Assignment:
Find every line of the records that has "range" and return it.

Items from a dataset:
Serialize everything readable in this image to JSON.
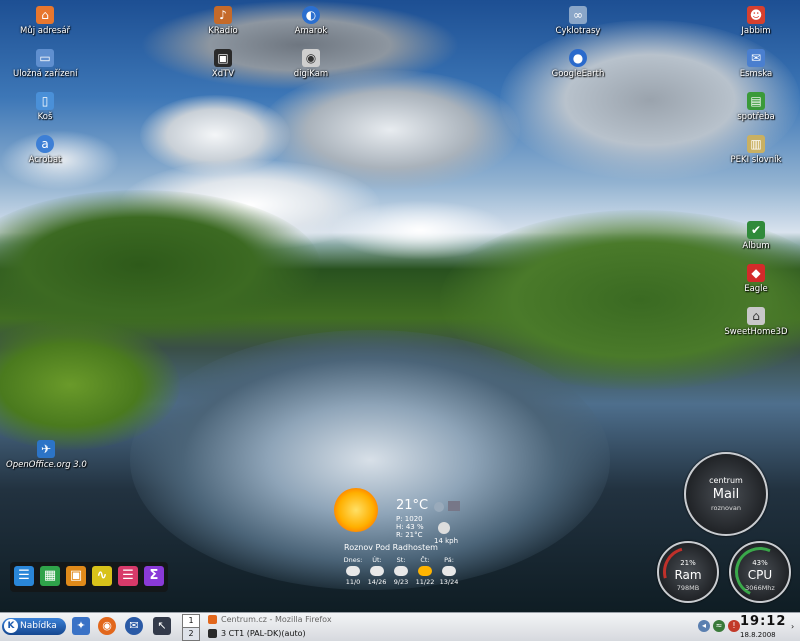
{
  "desktop_icons_left": [
    {
      "label": "Můj adresář",
      "icon": "home-icon",
      "color": "#e8772e",
      "glyph": "⌂"
    },
    {
      "label": "Uložná zařízení",
      "icon": "computer-icon",
      "color": "#5f8fcf",
      "glyph": "▭"
    },
    {
      "label": "Koš",
      "icon": "trash-icon",
      "color": "#4a90d8",
      "glyph": "▯"
    },
    {
      "label": "Acrobat",
      "icon": "adobe-acrobat-icon",
      "color": "#3d7fd6",
      "glyph": "a"
    }
  ],
  "desktop_icons_mid": [
    {
      "label": "KRadio",
      "icon": "radio-icon",
      "color": "#c56a2a",
      "glyph": "♪"
    },
    {
      "label": "XdTV",
      "icon": "tv-icon",
      "color": "#2a2a2a",
      "glyph": "▣"
    },
    {
      "label": "Amarok",
      "icon": "amarok-icon",
      "color": "#2b6fcf",
      "glyph": "◐"
    },
    {
      "label": "digiKam",
      "icon": "camera-icon",
      "color": "#cfcfcf",
      "glyph": "◉"
    },
    {
      "label": "Cyklotrasy",
      "icon": "bicycle-icon",
      "color": "#8aa6c8",
      "glyph": "∞"
    },
    {
      "label": "GoogleEarth",
      "icon": "globe-icon",
      "color": "#2a6acc",
      "glyph": "●"
    }
  ],
  "desktop_icons_right": [
    {
      "label": "Jabbim",
      "icon": "jabber-icon",
      "color": "#d6402f",
      "glyph": "☻"
    },
    {
      "label": "Esmska",
      "icon": "sms-icon",
      "color": "#4a7fcf",
      "glyph": "✉"
    },
    {
      "label": "spotřeba",
      "icon": "spreadsheet-icon",
      "color": "#3a9a3a",
      "glyph": "▤"
    },
    {
      "label": "PEKI slovník",
      "icon": "dictionary-icon",
      "color": "#c9b062",
      "glyph": "▥"
    },
    {
      "label": "Album",
      "icon": "album-icon",
      "color": "#2f8a3a",
      "glyph": "✔"
    },
    {
      "label": "Eagle",
      "icon": "eagle-icon",
      "color": "#d42a2a",
      "glyph": "◆"
    },
    {
      "label": "SweetHome3D",
      "icon": "house-3d-icon",
      "color": "#c8c8c8",
      "glyph": "⌂"
    }
  ],
  "openoffice": {
    "label": "OpenOffice.org 3.0",
    "icon": "openoffice-icon",
    "color": "#2c74c7",
    "glyph": "✈"
  },
  "weather": {
    "temperature": "21°C",
    "pressure": "P: 1020",
    "humidity": "H: 43 %",
    "realfeel": "R: 21°C",
    "wind": "14 kph",
    "city": "Roznov Pod Radhostem",
    "days": [
      {
        "day": "Dnes:",
        "range": "11/0",
        "sunny": false
      },
      {
        "day": "Út:",
        "range": "14/26",
        "sunny": false
      },
      {
        "day": "St:",
        "range": "9/23",
        "sunny": false
      },
      {
        "day": "Čt:",
        "range": "11/22",
        "sunny": true
      },
      {
        "day": "Pá:",
        "range": "13/24",
        "sunny": false
      }
    ]
  },
  "mail_widget": {
    "title": "centrum",
    "label": "Mail",
    "sub": "roznovan"
  },
  "ram_gauge": {
    "percent": "21%",
    "label": "Ram",
    "sub": "798MB",
    "fill": 0.21
  },
  "cpu_gauge": {
    "percent": "43%",
    "label": "CPU",
    "sub": "3066Mhz",
    "fill": 0.43
  },
  "dock": [
    {
      "icon": "list-icon",
      "color": "#2a86d8",
      "glyph": "☰"
    },
    {
      "icon": "grid-icon",
      "color": "#2fa34a",
      "glyph": "▦"
    },
    {
      "icon": "window-icon",
      "color": "#e08a1a",
      "glyph": "▣"
    },
    {
      "icon": "curve-icon",
      "color": "#d8c21a",
      "glyph": "∿"
    },
    {
      "icon": "database-icon",
      "color": "#d83a6a",
      "glyph": "☰"
    },
    {
      "icon": "sigma-icon",
      "color": "#8a3ad8",
      "glyph": "Σ"
    }
  ],
  "taskbar": {
    "start_label": "Nabídka",
    "quick_launch": [
      {
        "icon": "kde-icon",
        "color": "#3a72c6",
        "glyph": "✦"
      },
      {
        "icon": "firefox-icon",
        "color": "#e2671c",
        "glyph": "◉"
      },
      {
        "icon": "thunderbird-icon",
        "color": "#2a5aa6",
        "glyph": "✉"
      },
      {
        "icon": "show-desktop-icon",
        "color": "#333a4a",
        "glyph": "↖"
      }
    ],
    "pager": [
      "1",
      "2"
    ],
    "tasks": [
      "Centrum.cz - Mozilla Firefox",
      "3  CT1 (PAL-DK)(auto)"
    ],
    "clock": "19:12",
    "date": "18.8.2008"
  }
}
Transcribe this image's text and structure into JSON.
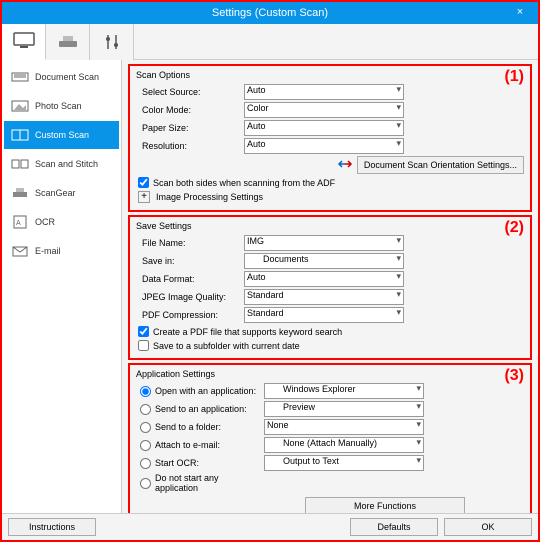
{
  "window": {
    "title": "Settings (Custom Scan)",
    "close_glyph": "×"
  },
  "mode_tabs": [
    {
      "id": "scan-from-computer",
      "active": true
    },
    {
      "id": "scan-from-panel",
      "active": false
    },
    {
      "id": "preferences",
      "active": false
    }
  ],
  "sidebar": {
    "items": [
      {
        "id": "document-scan",
        "label": "Document Scan",
        "active": false
      },
      {
        "id": "photo-scan",
        "label": "Photo Scan",
        "active": false
      },
      {
        "id": "custom-scan",
        "label": "Custom Scan",
        "active": true
      },
      {
        "id": "scan-stitch",
        "label": "Scan and Stitch",
        "active": false
      },
      {
        "id": "scangear",
        "label": "ScanGear",
        "active": false
      },
      {
        "id": "ocr",
        "label": "OCR",
        "active": false
      },
      {
        "id": "email",
        "label": "E-mail",
        "active": false
      }
    ]
  },
  "scan_options": {
    "title": "Scan Options",
    "select_source_label": "Select Source:",
    "select_source_value": "Auto",
    "color_mode_label": "Color Mode:",
    "color_mode_value": "Color",
    "paper_size_label": "Paper Size:",
    "paper_size_value": "Auto",
    "resolution_label": "Resolution:",
    "resolution_value": "Auto",
    "orientation_btn": "Document Scan Orientation Settings...",
    "scan_both_label": "Scan both sides when scanning from the ADF",
    "scan_both_checked": true,
    "img_proc_label": "Image Processing Settings"
  },
  "save_settings": {
    "title": "Save Settings",
    "file_name_label": "File Name:",
    "file_name_value": "IMG",
    "save_in_label": "Save in:",
    "save_in_value": "Documents",
    "data_format_label": "Data Format:",
    "data_format_value": "Auto",
    "jpeg_quality_label": "JPEG Image Quality:",
    "jpeg_quality_value": "Standard",
    "pdf_compress_label": "PDF Compression:",
    "pdf_compress_value": "Standard",
    "keyword_search_label": "Create a PDF file that supports keyword search",
    "keyword_search_checked": true,
    "subfolder_label": "Save to a subfolder with current date",
    "subfolder_checked": false
  },
  "app_settings": {
    "title": "Application Settings",
    "options": [
      {
        "id": "open-app",
        "label": "Open with an application:",
        "selected": true,
        "value": "Windows Explorer",
        "icon": "app"
      },
      {
        "id": "send-app",
        "label": "Send to an application:",
        "selected": false,
        "value": "Preview",
        "icon": "folder"
      },
      {
        "id": "send-folder",
        "label": "Send to a folder:",
        "selected": false,
        "value": "None",
        "icon": null
      },
      {
        "id": "attach-mail",
        "label": "Attach to e-mail:",
        "selected": false,
        "value": "None (Attach Manually)",
        "icon": "folder"
      },
      {
        "id": "start-ocr",
        "label": "Start OCR:",
        "selected": false,
        "value": "Output to Text",
        "icon": "doc"
      },
      {
        "id": "no-app",
        "label": "Do not start any application",
        "selected": false,
        "value": null,
        "icon": null
      }
    ],
    "more_functions_btn": "More Functions"
  },
  "footer": {
    "instructions": "Instructions",
    "defaults": "Defaults",
    "ok": "OK"
  },
  "annotations": {
    "one": "(1)",
    "two": "(2)",
    "three": "(3)"
  }
}
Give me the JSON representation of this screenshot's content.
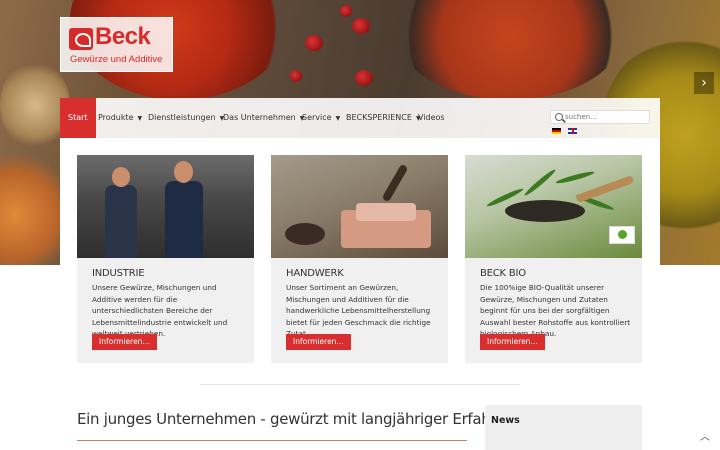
{
  "brand": {
    "name": "Beck",
    "tagline": "Gewürze und Additive",
    "color": "#d52b2b"
  },
  "nav": {
    "items": [
      {
        "label": "Start",
        "active": true
      },
      {
        "label": "Produkte",
        "dropdown": true
      },
      {
        "label": "Dienstleistungen",
        "dropdown": true
      },
      {
        "label": "Das Unternehmen",
        "dropdown": true
      },
      {
        "label": "Service",
        "dropdown": true
      },
      {
        "label": "BECKSPERIENCE",
        "dropdown": true
      },
      {
        "label": "Videos",
        "dropdown": false
      }
    ],
    "search_placeholder": "suchen...",
    "languages": [
      "de",
      "en"
    ]
  },
  "cards": [
    {
      "title": "INDUSTRIE",
      "text": "Unsere Gewürze, Mischungen und Additive werden für die unterschiedlichsten Bereiche der Lebensmittelindustrie entwickelt und weltweit vertrieben.",
      "button": "Informieren..."
    },
    {
      "title": "HANDWERK",
      "text": "Unser Sortiment an Gewürzen, Mischungen und Additiven für die handwerkliche Lebensmittelherstellung bietet für jeden Geschmack die richtige Zutat.",
      "button": "Informieren..."
    },
    {
      "title": "BECK BIO",
      "text": "Die 100%ige BIO-Qualität unserer Gewürze, Mischungen und Zutaten beginnt für uns bei der sorgfältigen Auswahl bester Rohstoffe aus kontrolliert biologischem Anbau.",
      "button": "Informieren..."
    }
  ],
  "main": {
    "headline": "Ein junges Unternehmen - gewürzt mit langjähriger Erfahrung"
  },
  "sidebar": {
    "news_title": "News"
  },
  "icons": {
    "slider_next": "chevron-right-icon",
    "back_to_top": "chevron-up-icon",
    "search": "search-icon"
  },
  "colors": {
    "accent": "#d92e2e",
    "card_bg": "#f0f0f0",
    "rule": "#c9836a"
  }
}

Problem solution:
        "range": "11/0",
        "range": "14/26",
        "range": "9/23",
        "range": "11/22",
        "range": "13/24",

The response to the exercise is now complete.